    • Business Intelligence One ultimate use of the data gathered and processed in thedata life cycle is for business intelligence. Business intelligence generally involves the creation or useof a data warehouse and/or data mart for storage ofdata, and the use of front-end analytical tools such asOracle’s Sales Analyzer and Financial Analyzer or MicroStrategy’s Web. Such tools can be employed by end users to access data, askqueries, request ad hoc (special) reports, examinescenarios, create CRM activities, devise pricingstrategies, and much more.
    • How business intelligence works? The process starts with raw data which are usually kept incorporate data bases. For example, a national retail chainthat sells everything from grills and patio furniture toplastic utensils had data about inventory, customerinformation, data about past promotions, and salesnumbers in various databases. Though all this information may be scattered acrossmultiple systems-and may seem unrelated-businessintelligence software can being it together. This is done byusing a data warehouse. In the data warehouse (or mart) tables can be linked, anddata cubes are formed. For instance, inventoryinformation is linked to sales numbers and customerdatabases, allowing for deep analysis of information.
    •  Using the business intelligence software the user can askqueries, request ad-hoc reports, or conduct any otheranalysis. For example, deep analysis can be carried out byperforming multilayer queries. Because all the databasesare linked, one can search for what products a store has toomuch of, determine which of these products commonlysell with popular items, bases on previous sales. Afterplanning a promotion to move the excess stock along withthe popular products (by bundling them together, forexample), one can dig deeper to see where this promotionwould be most popular (and most profitable). The resultsof the request can be reports, predictions, alerts, and/orgraphical presentations.
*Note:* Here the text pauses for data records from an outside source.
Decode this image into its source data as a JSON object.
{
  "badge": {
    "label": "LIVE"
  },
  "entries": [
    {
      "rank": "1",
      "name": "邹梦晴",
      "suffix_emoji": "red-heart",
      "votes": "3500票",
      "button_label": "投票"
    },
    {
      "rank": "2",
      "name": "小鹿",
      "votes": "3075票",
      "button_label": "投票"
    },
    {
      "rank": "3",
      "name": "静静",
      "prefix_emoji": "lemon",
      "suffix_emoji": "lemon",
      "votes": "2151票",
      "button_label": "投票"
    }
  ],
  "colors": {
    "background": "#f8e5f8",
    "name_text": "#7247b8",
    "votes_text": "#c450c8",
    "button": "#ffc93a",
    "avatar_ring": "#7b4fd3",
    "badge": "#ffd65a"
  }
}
These can be disseminated todecision makers to help them in their decision-makingtasks.
    • More advanced applications of business intelligenceinclude outputs such as financial modeling budgeting resource allocation and competitive intelligence.